Where lies the balance in the portrayal of the erotic?

Every composition comes with its own delicious soul, be it a Varnam, padam, ashtapadi or javali. Again, the first step in understanding that soul is knowing the lyrics and their meaning. The ragam and musical journey it takes play a big role in my own journey through the composition. When choosing a composition to perform, it is usually something that I naturally find myself dancing to when I hear it. Next, I try to understand the character, as the composer intended, following which, I infuse her with my own emotional history. As we mature, we accumulate emotional encounters; the more we open up to life and its gifts, the more such encounters are translating into a roundedness in character portrayal. In a younger dancer, the choice of composition then becomes very important. If a young dancer chooses, say a Ninnu Joochi, it would be a pleasant reproduction of what is taught and not more. The same, when emoted by a mature and sensitive dancer, contains within it nuanced nuggets of layered richness that thrill in the whole. A younger dancer may also not dare to let go as much in a Ninnu Joochi as he or she may in, say a javali, such as Apadooru. This baring of the soul requires a certain indifference to the spectator’s gaze, an indifference that perhaps comes with age as one is no longer dancing to please. Therefore, the choice of composition relative to age and experience becomes an imperative part of addressing this challenge. Young or old, if a certain sensitivity doesn’t become a part of one’s growth, there is the temptation to over compensate, leading to a superficial character portrayal, or worse, an unwelcome vulgarity. In all this though, the biggest challenge is in staying true to the original composition and not battling its soul in any way. Maturity, living in two different cultures, and above all, the many positive and negative forks in this meandering journey called life have infused my thought process with a quality that connects me immensely to my art. I strive to translate this balance in life into my art.

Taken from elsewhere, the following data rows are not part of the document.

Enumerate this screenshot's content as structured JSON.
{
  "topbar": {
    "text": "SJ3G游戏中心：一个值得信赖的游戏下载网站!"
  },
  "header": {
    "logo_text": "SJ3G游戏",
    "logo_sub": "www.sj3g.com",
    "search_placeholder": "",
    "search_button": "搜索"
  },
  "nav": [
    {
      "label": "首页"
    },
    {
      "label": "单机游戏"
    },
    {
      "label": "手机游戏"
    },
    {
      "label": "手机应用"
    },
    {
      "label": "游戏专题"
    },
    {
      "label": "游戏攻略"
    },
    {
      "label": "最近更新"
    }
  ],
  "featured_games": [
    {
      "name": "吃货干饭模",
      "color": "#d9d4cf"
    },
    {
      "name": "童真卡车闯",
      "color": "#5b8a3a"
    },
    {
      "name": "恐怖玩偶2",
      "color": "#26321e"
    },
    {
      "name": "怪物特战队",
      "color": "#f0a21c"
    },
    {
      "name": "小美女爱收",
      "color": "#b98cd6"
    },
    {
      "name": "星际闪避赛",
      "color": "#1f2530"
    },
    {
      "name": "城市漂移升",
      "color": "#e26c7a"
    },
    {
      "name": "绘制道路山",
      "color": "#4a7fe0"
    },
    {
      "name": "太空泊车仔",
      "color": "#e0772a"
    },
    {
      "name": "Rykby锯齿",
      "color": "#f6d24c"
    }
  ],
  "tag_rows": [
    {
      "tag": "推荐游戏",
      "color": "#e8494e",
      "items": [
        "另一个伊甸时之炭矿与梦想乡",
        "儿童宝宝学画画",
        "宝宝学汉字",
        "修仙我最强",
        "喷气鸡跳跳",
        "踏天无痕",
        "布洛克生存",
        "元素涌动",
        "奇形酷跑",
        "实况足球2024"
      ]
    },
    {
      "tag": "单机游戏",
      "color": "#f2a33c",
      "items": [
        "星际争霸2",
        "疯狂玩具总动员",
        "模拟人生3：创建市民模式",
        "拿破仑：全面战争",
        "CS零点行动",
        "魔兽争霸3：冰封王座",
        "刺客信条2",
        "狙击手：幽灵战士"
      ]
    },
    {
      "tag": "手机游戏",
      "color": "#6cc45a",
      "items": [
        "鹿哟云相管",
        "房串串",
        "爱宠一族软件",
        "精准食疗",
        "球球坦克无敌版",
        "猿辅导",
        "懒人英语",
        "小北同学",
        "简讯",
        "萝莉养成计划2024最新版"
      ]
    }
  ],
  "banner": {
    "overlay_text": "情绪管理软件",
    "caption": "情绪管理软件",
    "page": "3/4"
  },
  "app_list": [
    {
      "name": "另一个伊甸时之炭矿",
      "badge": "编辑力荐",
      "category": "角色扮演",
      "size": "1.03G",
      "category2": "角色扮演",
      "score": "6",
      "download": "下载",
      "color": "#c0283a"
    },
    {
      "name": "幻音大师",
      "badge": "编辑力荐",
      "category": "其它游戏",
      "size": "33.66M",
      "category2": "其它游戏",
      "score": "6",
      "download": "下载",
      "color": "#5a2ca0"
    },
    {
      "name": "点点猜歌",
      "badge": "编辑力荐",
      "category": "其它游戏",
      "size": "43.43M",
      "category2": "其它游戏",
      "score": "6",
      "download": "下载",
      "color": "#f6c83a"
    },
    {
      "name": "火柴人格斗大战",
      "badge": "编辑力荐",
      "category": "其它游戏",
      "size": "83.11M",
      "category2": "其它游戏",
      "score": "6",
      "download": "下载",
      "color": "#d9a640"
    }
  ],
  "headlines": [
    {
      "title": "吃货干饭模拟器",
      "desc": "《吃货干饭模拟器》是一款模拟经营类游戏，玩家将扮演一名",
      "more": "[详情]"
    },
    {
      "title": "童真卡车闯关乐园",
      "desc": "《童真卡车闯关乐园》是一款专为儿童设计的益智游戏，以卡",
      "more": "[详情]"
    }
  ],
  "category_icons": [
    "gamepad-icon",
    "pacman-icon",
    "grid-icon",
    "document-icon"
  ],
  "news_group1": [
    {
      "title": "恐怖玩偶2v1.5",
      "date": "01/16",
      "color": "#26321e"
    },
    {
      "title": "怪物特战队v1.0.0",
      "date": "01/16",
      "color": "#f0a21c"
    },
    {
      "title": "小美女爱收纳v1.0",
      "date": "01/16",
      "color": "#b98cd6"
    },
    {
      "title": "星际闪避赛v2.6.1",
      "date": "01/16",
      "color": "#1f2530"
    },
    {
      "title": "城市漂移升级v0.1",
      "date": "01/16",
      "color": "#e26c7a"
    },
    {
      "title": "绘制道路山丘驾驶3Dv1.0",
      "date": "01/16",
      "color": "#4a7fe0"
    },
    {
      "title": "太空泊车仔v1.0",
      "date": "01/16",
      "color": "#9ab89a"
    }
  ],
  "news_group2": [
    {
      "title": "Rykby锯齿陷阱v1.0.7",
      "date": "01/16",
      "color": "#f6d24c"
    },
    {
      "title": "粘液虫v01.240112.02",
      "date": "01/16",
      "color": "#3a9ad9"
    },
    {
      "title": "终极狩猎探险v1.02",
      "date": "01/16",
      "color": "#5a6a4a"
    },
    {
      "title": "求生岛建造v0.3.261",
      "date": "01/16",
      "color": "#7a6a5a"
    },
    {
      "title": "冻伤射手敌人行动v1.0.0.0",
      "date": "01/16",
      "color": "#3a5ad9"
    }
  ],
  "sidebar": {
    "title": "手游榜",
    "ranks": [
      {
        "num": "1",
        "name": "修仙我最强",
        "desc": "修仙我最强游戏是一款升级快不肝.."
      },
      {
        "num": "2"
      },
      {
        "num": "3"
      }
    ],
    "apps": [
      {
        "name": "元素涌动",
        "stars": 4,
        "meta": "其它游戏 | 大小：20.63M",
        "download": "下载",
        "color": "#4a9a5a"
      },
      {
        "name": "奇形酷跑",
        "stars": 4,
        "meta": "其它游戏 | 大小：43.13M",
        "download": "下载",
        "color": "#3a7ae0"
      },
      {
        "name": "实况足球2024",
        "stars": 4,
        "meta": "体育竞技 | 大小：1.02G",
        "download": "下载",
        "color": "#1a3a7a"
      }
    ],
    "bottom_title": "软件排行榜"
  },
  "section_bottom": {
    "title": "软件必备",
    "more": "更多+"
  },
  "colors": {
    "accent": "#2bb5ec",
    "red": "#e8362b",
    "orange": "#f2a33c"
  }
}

What role does the audience play in the experience with sringara?

The individual spectator, the collective audience comes with preconditioned parameters that determine how each one receives an honest portrayal of sringara. Gender, age, cultural conditioning, and life experiences, all determine the response. Art is subjective and what is aesthetically acceptable to one is not always to another. We all know that the performer cannot please everyone. Does he or she cater to the lowest or highest common denominator? Does the dancer cater at all in any way? We dancers are actors who engage in role play on stage. In rati sringaram, this role play becomes more personal, as the act of love is not discussed openly, or performed in modern Indian society. What the dancer gives should be an honest representation that is not conditioned by one’s perception of the spectator’s reaction. I perform to the audience, but the audience does not shift my compass for the character I am dancing. I am aware of the spectator’s gaze and receipt of what I present, but I do not allow it alter my awareness of the character I am dancing. My honesty in the characterisation stems from my intimate knowledge of her, based on my research and choreographic process. In other words, I know the character I am dancing in any composition best as she is painted by me.

Sharing this intimate knowledge with the audience requires courage as I place myself in all vulnerability before an unknown blend of minds. The spectator requires a certain sensitivity to receive and nurture such an honest portrayal. The joy of performing sringara in a sensitive, intelligent and aesthetic manner is to be shared and experienced by an equally sensitive, intelligent and aesthetically nurtured spectator. This sharing between performer and spectator creates rasa — the goal of our dance forms.

“In art as in love, instinct is enough”

– Anatole France (French poet and novelist)


In the art of presenting sringara, the performer and spectator must listen to instinct; must follow its music.



— Vidhya Subramanian is a well-known exponent of Bharatanatyam.

Photos: Ganesh Ramalingam